Can you live a long life with sickle cell anemia?
You can live a full, active life when you have sickle cell disease. You can take part in most of the same activities as other people. Making smart choices is important in keeping the condition from flaring into a crisis.
What famous person has sickle cell anemia?
Here are seven celebrities who have the disease or suffered from it.Larenz Tate. The Love Jones actor is a national spokesman for sickle cell disease awareness, telling WebMD, “It’s really important to know if you carry the disease … … Tionne ‘T- Boz’ Watkins. … Tiki Barber. … Paul Williams of The Temptations.
Is Sickle Cell Anemia a disability?
Because sickle cell anemia is a type of physical disability, you may qualify for Social Security disability (SSD) benefits. However, the Social Security Administration (SSA) denies over three-quarters of initial applications.
Why are blacks more prone to sickle cell?
We speculate that African Americans with SCD are less admixed because they must inherit two copies of the sickle mutation that is more common among African populations. Subjects with higher levels of Caucasian admixture are less likely to carry the sickle mutation and thus less likely to pass it to their offspring.
Is Sickle cell anemia more common in males or females?
This may help explain gender differences in survival, researchers report in Circulation: Journal of the American Heart Association. DALLAS, Dec. 24 – Nitric oxide, a substance that helps blood vessels dilate, is up to two times more available in women than men with the genetic condition, sickle cell anemia.
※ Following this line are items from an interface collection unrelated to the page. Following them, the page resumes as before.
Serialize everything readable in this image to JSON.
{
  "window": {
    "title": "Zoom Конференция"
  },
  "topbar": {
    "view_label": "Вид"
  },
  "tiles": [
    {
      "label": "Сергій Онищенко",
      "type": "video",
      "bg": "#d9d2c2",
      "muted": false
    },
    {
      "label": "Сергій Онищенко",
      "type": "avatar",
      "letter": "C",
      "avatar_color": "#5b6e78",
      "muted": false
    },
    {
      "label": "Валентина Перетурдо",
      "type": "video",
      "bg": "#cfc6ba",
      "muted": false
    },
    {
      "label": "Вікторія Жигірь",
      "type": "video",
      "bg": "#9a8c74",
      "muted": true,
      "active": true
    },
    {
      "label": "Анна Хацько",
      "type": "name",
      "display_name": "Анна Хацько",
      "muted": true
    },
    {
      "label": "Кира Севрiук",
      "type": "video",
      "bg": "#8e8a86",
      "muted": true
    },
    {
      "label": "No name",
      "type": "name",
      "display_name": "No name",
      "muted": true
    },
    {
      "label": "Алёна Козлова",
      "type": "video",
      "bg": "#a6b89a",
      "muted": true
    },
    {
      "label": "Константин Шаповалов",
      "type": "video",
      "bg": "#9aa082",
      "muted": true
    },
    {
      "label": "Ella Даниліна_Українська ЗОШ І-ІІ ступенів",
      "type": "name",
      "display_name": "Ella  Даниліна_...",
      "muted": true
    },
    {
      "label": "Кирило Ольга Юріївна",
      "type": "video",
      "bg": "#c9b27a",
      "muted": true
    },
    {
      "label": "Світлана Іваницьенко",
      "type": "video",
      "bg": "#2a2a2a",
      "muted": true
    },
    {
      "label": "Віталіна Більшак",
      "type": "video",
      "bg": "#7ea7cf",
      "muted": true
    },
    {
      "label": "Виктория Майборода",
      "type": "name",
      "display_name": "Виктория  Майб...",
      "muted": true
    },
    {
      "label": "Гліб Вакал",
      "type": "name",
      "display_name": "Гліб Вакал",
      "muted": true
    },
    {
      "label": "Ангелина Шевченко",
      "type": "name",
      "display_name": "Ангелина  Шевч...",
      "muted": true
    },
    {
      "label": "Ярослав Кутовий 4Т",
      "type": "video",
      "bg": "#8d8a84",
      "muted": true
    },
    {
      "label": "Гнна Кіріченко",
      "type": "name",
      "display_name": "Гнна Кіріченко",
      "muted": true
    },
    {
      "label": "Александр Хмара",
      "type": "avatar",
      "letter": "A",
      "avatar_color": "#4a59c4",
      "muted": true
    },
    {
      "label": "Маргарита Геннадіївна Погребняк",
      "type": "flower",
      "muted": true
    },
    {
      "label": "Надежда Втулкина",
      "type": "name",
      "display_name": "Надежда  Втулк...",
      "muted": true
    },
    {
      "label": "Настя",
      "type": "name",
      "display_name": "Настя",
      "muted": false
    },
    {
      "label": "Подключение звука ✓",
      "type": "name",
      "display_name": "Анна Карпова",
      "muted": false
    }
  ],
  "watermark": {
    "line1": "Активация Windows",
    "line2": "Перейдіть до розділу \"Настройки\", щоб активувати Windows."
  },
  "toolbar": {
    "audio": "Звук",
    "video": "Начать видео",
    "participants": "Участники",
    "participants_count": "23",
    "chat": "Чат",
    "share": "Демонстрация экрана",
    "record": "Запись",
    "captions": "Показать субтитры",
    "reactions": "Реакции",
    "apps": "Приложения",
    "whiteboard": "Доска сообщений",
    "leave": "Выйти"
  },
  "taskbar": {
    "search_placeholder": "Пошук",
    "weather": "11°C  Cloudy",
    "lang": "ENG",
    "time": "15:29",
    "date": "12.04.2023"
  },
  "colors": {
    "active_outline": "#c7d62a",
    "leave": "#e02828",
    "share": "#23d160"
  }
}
How painful is sickle cell?
Pain develops when sickle-shaped red blood cells block blood flow through tiny blood vessels to your chest, abdomen and joints. Pain can also occur in your bones. The pain varies in intensity and can last for a few hours to a few weeks. Some people have only a few pain crises a year.
What age group is most affected by sickle cell anemia?
The modal age group at which sickle cell disease was confirmed was 13 to 36 months age category. Sixteen (10.4%) of the subjects were diagnosed before six months of age and 56 (35.7%) diagnosed within period of infancy (Table 2). It is interesting to note that about 21% were diagnosed after five years of age.